Problem to solve: Copy the entries below in full, keeping them exactly as they are.

[Material supplied Boundary: Start]

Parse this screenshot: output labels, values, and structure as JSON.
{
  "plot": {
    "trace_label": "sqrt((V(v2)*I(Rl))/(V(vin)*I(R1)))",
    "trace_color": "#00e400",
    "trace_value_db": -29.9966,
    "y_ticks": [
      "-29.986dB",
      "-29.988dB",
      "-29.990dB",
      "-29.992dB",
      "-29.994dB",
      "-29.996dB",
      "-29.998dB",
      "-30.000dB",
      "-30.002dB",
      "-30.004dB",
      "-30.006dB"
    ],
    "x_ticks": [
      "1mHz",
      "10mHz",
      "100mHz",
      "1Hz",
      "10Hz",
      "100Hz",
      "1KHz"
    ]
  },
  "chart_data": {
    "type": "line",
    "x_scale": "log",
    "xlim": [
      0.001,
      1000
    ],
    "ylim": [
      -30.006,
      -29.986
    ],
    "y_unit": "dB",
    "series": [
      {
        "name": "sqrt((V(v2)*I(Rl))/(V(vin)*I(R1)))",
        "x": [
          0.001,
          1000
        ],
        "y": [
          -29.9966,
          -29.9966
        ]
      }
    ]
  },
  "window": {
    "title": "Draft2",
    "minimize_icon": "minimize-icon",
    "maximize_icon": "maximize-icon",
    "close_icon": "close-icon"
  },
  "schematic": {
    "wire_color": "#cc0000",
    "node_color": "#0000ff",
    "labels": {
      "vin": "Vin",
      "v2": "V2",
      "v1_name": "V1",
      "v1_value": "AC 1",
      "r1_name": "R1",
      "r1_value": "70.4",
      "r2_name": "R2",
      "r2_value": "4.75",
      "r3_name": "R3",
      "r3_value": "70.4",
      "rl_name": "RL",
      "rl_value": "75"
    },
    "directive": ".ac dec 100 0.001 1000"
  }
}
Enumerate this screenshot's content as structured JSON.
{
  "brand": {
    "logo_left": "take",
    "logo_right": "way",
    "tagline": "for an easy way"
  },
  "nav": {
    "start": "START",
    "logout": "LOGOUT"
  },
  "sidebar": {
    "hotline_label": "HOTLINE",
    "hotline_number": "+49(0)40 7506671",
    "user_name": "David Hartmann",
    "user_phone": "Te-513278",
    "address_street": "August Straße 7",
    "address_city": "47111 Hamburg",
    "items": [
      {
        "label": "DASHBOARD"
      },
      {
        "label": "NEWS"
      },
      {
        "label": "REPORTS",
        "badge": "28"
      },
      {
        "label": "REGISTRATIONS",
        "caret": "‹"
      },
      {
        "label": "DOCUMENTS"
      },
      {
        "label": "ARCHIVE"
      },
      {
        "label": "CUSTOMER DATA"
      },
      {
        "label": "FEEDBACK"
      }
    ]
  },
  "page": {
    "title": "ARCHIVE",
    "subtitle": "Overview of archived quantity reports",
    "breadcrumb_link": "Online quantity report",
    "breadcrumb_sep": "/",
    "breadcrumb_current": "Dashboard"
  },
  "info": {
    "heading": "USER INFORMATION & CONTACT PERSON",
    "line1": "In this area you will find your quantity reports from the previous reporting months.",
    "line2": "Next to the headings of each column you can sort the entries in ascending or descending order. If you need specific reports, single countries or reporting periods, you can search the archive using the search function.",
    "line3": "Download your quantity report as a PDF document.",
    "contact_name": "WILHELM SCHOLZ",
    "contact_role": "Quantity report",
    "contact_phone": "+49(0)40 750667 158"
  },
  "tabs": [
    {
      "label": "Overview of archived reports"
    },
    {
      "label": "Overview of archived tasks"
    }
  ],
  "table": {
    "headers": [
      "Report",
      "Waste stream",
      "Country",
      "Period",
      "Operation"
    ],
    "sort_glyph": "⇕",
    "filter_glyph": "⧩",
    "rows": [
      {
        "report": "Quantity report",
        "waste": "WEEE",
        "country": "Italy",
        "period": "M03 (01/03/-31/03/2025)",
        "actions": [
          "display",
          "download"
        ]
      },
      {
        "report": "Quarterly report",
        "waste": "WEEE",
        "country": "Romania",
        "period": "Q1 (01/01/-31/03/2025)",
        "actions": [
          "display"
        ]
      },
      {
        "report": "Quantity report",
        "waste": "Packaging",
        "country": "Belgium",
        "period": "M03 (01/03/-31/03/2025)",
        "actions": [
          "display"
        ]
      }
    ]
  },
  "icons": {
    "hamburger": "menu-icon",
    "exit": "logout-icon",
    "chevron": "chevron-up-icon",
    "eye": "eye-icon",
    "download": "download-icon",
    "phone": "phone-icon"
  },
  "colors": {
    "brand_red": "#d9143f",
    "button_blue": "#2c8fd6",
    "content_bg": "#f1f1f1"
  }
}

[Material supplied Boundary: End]

Written answer:
Parse this screenshot: output labels, values, and structure as JSON.
{
  "plot": {
    "trace_label": "sqrt((V(v2)*I(Rl))/(V(vin)*I(R1)))",
    "trace_color": "#00e400",
    "trace_value_db": -29.9966,
    "y_ticks": [
      "-29.986dB",
      "-29.988dB",
      "-29.990dB",
      "-29.992dB",
      "-29.994dB",
      "-29.996dB",
      "-29.998dB",
      "-30.000dB",
      "-30.002dB",
      "-30.004dB",
      "-30.006dB"
    ],
    "x_ticks": [
      "1mHz",
      "10mHz",
      "100mHz",
      "1Hz",
      "10Hz",
      "100Hz",
      "1KHz"
    ]
  },
  "chart_data": {
    "type": "line",
    "x_scale": "log",
    "xlim": [
      0.001,
      1000
    ],
    "ylim": [
      -30.006,
      -29.986
    ],
    "y_unit": "dB",
    "series": [
      {
        "name": "sqrt((V(v2)*I(Rl))/(V(vin)*I(R1)))",
        "x": [
          0.001,
          1000
        ],
        "y": [
          -29.9966,
          -29.9966
        ]
      }
    ]
  },
  "window": {
    "title": "Draft2",
    "minimize_icon": "minimize-icon",
    "maximize_icon": "maximize-icon",
    "close_icon": "close-icon"
  },
  "schematic": {
    "wire_color": "#cc0000",
    "node_color": "#0000ff",
    "labels": {
      "vin": "Vin",
      "v2": "V2",
      "v1_name": "V1",
      "v1_value": "AC 1",
      "r1_name": "R1",
      "r1_value": "70.4",
      "r2_name": "R2",
      "r2_value": "4.75",
      "r3_name": "R3",
      "r3_value": "70.4",
      "rl_name": "RL",
      "rl_value": "75"
    },
    "directive": ".ac dec 100 0.001 1000"
  }
}
Enumerate this screenshot's content as structured JSON.
{
  "brand": {
    "logo_left": "take",
    "logo_right": "way",
    "tagline": "for an easy way"
  },
  "nav": {
    "start": "START",
    "logout": "LOGOUT"
  },
  "sidebar": {
    "hotline_label": "HOTLINE",
    "hotline_number": "+49(0)40 7506671",
    "user_name": "David Hartmann",
    "user_phone": "Te-513278",
    "address_street": "August Straße 7",
    "address_city": "47111 Hamburg",
    "items": [
      {
        "label": "DASHBOARD"
      },
      {
        "label": "NEWS"
      },
      {
        "label": "REPORTS",
        "badge": "28"
      },
      {
        "label": "REGISTRATIONS",
        "caret": "‹"
      },
      {
        "label": "DOCUMENTS"
      },
      {
        "label": "ARCHIVE"
      },
      {
        "label": "CUSTOMER DATA"
      },
      {
        "label": "FEEDBACK"
      }
    ]
  },
  "page": {
    "title": "ARCHIVE",
    "subtitle": "Overview of archived quantity reports",
    "breadcrumb_link": "Online quantity report",
    "breadcrumb_sep": "/",
    "breadcrumb_current": "Dashboard"
  },
  "info": {
    "heading": "USER INFORMATION & CONTACT PERSON",
    "line1": "In this area you will find your quantity reports from the previous reporting months.",
    "line2": "Next to the headings of each column you can sort the entries in ascending or descending order. If you need specific reports, single countries or reporting periods, you can search the archive using the search function.",
    "line3": "Download your quantity report as a PDF document.",
    "contact_name": "WILHELM SCHOLZ",
    "contact_role": "Quantity report",
    "contact_phone": "+49(0)40 750667 158"
  },
  "tabs": [
    {
      "label": "Overview of archived reports"
    },
    {
      "label": "Overview of archived tasks"
    }
  ],
  "table": {
    "headers": [
      "Report",
      "Waste stream",
      "Country",
      "Period",
      "Operation"
    ],
    "sort_glyph": "⇕",
    "filter_glyph": "⧩",
    "rows": [
      {
        "report": "Quantity report",
        "waste": "WEEE",
        "country": "Italy",
        "period": "M03 (01/03/-31/03/2025)",
        "actions": [
          "display",
          "download"
        ]
      },
      {
        "report": "Quarterly report",
        "waste": "WEEE",
        "country": "Romania",
        "period": "Q1 (01/01/-31/03/2025)",
        "actions": [
          "display"
        ]
      },
      {
        "report": "Quantity report",
        "waste": "Packaging",
        "country": "Belgium",
        "period": "M03 (01/03/-31/03/2025)",
        "actions": [
          "display"
        ]
      }
    ]
  },
  "icons": {
    "hamburger": "menu-icon",
    "exit": "logout-icon",
    "chevron": "chevron-up-icon",
    "eye": "eye-icon",
    "download": "download-icon",
    "phone": "phone-icon"
  },
  "colors": {
    "brand_red": "#d9143f",
    "button_blue": "#2c8fd6",
    "content_bg": "#f1f1f1"
  }
}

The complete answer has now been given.